Japan pays high fee for first U.S. shale cargoes in January
Japan in January paid nearly twice as much for liquefied natural gas (LNG) derived from U.S. shale gas as it did for its cheapest imports, official trade data showed on Friday.
Shale gas from the United States had been touted as a panacea to Japan’s energy crisis after the Fukushima nuclear disaster nearly six years ago. The first supplies arrived in Japan last month to much fanfare but the revelation of its higher cost would seem to undermine the initial euphoria.
Japan, the world’s biggest importer of LNG, received 211,237 tonnes of U.S. LNG at an average cost of $645 a ton, according to a breakdown of customs-cleared imports released by the Ministry of Finance.
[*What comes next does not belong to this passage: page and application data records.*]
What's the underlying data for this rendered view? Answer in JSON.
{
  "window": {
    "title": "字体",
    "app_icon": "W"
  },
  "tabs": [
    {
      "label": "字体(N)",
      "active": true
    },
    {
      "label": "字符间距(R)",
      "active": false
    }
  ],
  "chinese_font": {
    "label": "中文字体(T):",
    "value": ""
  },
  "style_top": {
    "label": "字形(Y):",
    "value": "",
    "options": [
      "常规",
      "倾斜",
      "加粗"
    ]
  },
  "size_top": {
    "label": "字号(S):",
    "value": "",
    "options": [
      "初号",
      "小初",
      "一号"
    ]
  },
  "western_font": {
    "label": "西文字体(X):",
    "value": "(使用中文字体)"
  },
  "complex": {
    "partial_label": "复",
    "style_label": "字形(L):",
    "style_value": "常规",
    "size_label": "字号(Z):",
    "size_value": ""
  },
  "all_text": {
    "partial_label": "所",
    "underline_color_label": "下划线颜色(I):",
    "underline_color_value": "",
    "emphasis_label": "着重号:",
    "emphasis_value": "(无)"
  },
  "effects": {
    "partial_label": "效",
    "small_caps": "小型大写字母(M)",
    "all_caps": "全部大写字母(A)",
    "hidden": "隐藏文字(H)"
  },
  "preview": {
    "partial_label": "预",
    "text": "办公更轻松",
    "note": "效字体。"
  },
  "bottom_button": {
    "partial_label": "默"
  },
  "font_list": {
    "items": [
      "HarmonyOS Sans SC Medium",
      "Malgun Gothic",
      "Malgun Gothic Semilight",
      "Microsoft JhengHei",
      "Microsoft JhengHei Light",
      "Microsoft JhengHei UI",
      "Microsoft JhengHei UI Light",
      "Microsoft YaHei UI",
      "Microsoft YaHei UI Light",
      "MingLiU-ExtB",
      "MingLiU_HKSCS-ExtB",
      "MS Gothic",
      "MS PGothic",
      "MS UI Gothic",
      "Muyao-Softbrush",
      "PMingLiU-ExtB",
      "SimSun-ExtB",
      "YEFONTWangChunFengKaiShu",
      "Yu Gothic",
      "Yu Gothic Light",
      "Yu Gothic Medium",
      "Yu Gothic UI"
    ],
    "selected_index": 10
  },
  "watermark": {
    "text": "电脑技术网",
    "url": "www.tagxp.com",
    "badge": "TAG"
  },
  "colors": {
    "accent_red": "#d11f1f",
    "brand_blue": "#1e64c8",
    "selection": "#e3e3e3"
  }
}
By contrast, the lowest it paid was $337 a ton for 64,246 tonnes of LNG from Angola.
The country paid an average of $386 a ton for all 8.3 million tonnes of LNG it imported last month, the data showed.
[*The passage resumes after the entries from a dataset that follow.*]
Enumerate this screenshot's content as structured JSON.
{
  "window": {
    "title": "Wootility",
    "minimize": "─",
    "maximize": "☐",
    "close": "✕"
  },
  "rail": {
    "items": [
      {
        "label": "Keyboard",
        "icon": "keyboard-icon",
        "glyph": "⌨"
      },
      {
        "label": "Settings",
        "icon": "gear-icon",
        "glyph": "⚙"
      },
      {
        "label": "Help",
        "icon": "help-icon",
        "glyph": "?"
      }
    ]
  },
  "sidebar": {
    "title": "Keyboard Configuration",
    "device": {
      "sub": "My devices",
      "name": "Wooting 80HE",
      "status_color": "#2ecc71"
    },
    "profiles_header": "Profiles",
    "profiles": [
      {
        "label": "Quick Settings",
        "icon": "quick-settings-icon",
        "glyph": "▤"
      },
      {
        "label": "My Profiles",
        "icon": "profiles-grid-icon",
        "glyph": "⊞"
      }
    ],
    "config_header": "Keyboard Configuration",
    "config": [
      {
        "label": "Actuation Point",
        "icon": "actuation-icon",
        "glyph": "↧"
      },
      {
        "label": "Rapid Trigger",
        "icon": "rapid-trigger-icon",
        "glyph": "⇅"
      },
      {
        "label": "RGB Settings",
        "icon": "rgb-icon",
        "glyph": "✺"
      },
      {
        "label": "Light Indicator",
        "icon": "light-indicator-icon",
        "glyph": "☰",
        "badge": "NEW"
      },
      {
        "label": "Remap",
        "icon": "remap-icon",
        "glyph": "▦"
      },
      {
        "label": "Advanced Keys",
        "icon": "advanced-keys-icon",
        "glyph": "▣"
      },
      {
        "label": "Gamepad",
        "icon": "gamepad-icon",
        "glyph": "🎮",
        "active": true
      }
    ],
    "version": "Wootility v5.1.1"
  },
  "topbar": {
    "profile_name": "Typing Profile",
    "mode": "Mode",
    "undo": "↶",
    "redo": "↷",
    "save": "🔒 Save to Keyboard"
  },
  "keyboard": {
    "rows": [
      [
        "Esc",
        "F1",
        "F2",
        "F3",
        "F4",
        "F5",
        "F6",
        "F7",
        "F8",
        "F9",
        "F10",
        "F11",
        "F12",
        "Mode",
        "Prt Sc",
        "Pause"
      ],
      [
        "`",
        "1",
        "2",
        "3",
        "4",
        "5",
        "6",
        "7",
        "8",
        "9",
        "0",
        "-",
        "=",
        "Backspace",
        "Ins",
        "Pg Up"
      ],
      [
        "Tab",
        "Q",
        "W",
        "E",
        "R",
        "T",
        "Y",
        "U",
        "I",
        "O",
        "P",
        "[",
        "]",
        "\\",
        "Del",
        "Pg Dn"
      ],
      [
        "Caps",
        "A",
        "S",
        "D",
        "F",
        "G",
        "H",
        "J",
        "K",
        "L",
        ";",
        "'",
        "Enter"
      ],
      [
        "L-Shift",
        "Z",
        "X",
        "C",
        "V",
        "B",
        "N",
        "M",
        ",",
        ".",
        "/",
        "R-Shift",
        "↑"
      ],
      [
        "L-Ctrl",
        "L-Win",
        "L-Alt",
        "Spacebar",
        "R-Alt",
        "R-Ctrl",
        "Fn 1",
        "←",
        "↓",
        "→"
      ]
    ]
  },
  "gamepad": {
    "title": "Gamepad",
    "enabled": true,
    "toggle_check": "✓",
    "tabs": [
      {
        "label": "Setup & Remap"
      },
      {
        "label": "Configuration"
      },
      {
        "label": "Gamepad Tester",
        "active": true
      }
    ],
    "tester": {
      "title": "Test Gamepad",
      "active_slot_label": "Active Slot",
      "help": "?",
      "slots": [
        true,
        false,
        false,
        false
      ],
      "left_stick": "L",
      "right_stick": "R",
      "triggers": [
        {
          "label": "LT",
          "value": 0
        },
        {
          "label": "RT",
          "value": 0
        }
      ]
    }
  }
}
The 428,626 tonnes of LNG imported from Brunei, at $416 per ton, were the second highest-priced supplies.
Australia was Japan’s biggest supplier in January, sending 2.01 million tonnes at a cost of $384 a ton.
The prices are for landed cargoes, including shipping, and based on the ministry’s official exchange rate for the month.
The U.S. supplies came from Cheniere Energy Inc’s LNG.A Sabine Pass LNG Terminal in Louisiana, the first of several export facilities being built to capitalize on the surge of shale gas supply extracted through new drilling techniques in the past decade.
After the March 2011 Fukushima nuclear disaster led to the shutdown of the country’s reactors, Japan’s utilities imported record amounts of LNG and other fossil fuels. The companies later signed up to buy millions of tonnes a year of U.S. LNG.
They were encouraged by the Japanese government, which was alarmed at the high cost of imports and attracted to cheap U.S. gas prices. NGc1
JERA Co, a joint venture between Tokyo Electric Power 9501.T and Chubu Electric Power 9502.T and the world’s biggest individual buyer of LNG, announced in January it imported Japan’s first shale gas cargoes.
The company took in two cargoes, totaling about 140,000 tons, with one for Tokyo Electric and the other for Chubu Electric, a JERA spokesman said by phone on Friday.
“For diversification, it is important to have various price benchmarks, so we will continue to have a certain share of LNG that is linked to U.S. price benchmarks,” he said.
A third cargo arrived in a port in western Japan, according to the trade data, suggesting it was destined for Kansai Electric Power Co 9503.T.
Kansai Electric declined to immediately comment when contacted by Reuters.